Dairy-Free Cocoa Cupcakes with Peanut Butter Filling and Marshmallow Frosting
Rating:  10 out of 10


1/2 cup Dutch cocoa powder, sifted
1-1/2 cups unbleached all-purpose flour, whisked then lightly spooned and leveled
1/2 tsp. baking powder
1/2 tsp. baking soda
1/4 tsp. salt
1 large egg
1/2 cup vegetable or canola oil
1/4 cup light brown sugar
1/2 cup granulated sugar
1 tsp. pure vanilla extract
1 tsp. chocolate flavor (I used Spices, etc., purchased online)
1/2 cup soy milk
1/2 cup freshly brewed coffee, decaf or regular

Heat oven to 350F.  Line a 12-cup muffin tin with paper liners.  In large bowl, whisk together cocoa powder, flour, baking powder, baking soda and salt.  In medium bowl  whisk egg, oil, sugars, flavorings and coffee.  Stir wet ingredients into dry ingredients using a spoon or spatula.  Batter will be somewhat lumpy -- do not over mix it to make it smooth.  Using an ice cream scoop (1/4 cup), fill paper liners.  Bake about 16 minutes, or till a toothpick inserted near center returns with just a few crumbs.  Cool in pan 5 minutes, then turn cupcakes out onto wire rack to completely cool.

7 Tbsp.
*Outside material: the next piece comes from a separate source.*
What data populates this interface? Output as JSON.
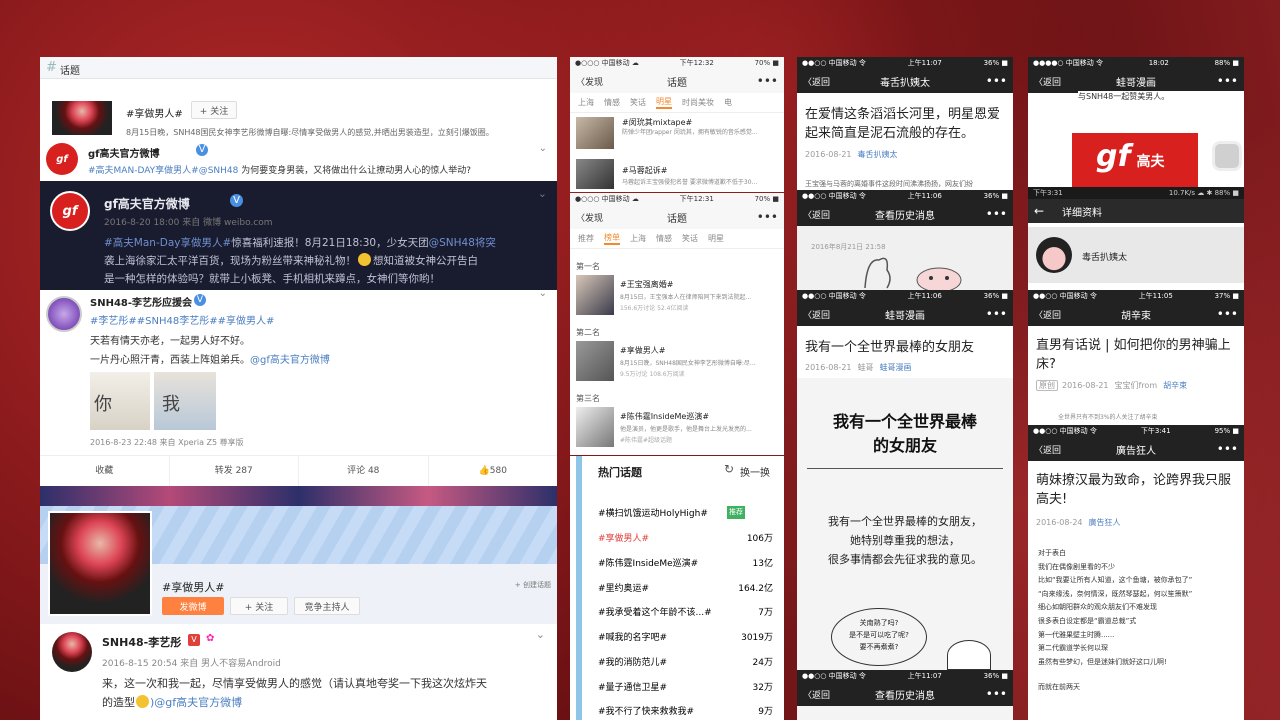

Jif Natural Creamy Peanut Butter
2 Tbsp. confectioner's sugar
1/4 cup pure maple syrup
1 Tbsp. soy milk

In small bowl, combine all ingredients.  Core cooled cupcakes with a Cuisipro or other hollowing device, and fill cavity with peanut butter filling.  Eat the cupcake pieces you cored; sandwich two with some peanut butter filling and marshmallow frosting.

3 Tbsp. water
1/2 cup plus 2 Tbsp. light corn syrup
1/3 cup plus 2 Tbsp. granulated sugar, divided use
2 large egg whites, room temperature
1/2 tsp. vanilla powder or vanilla extract
pinch of salt
pinch of cream of tartar

In a small saucepan fitted with a candy thermometer, bring water, corn syrup and 1/3 cup plus 1 Tbsp. sugar to a rolling boil on high heat, brushing down sides of pan with a wet pastry brush.  Do not stir mixture, as it will cause it to crystallize.  Boil until mixture reaches 242F, or soft-ball stage.

In the meantime, a few minutes after the sugar mixture comes to a boil, place egg whites in a completely clean, dry mixing bowl.  Using regular beaters on medium-high speed whip egg whites, vanilla powder or extract, salt and cream of tartar until creamy and foamy, about 2 minutes.  With mixer still on, sprinkle the remaining 1 Tbsp. of sugar over the whites and continue beating until whites hold very soft peaks, another 2 minutes.  When syrup has reached 242F, reduce mixer speed to low.  Find the sweet spot (between the sides of the bowl and the beaters) and very, very slowly and carefully drizzle in the hot syrup.  After all syrup has been added, turn mixer to high and beat till thick, fluffy and just barely warm, about 7 minutes.  Fit a 16" piping bag with a 1M Wilton tip; spoon frosting into bag and pipe onto cupcakes making high mounds of frosting.

About 1 oz. bittersweet chocolate, chopped
About 1/4 cup honey-roasted peanuts, crushed or chopped

Place chocolate into one bottom corner of a resealable plastic bag.  Microwave on high about 30 seconds.  Continue microwaving on high at 10-second intervals until chocolate is melted.  Very carefully cut the tiniest corner to make a very small hole through which the chocolate may be drizzled onto the frosting.  Lightly sprinkle peanuts over cupcakes.

TIME-SAVING TIPS:  Instead of making peanut butter filling, just use Peanut Butter & Co.'s White Chocolate Wonderful Peanut Butter, available at Wal-Mart or Harris Teeter.  If you're not lactose intolerant, you could use a cake mix for the cupcakes, but you will have to double the other ingredients.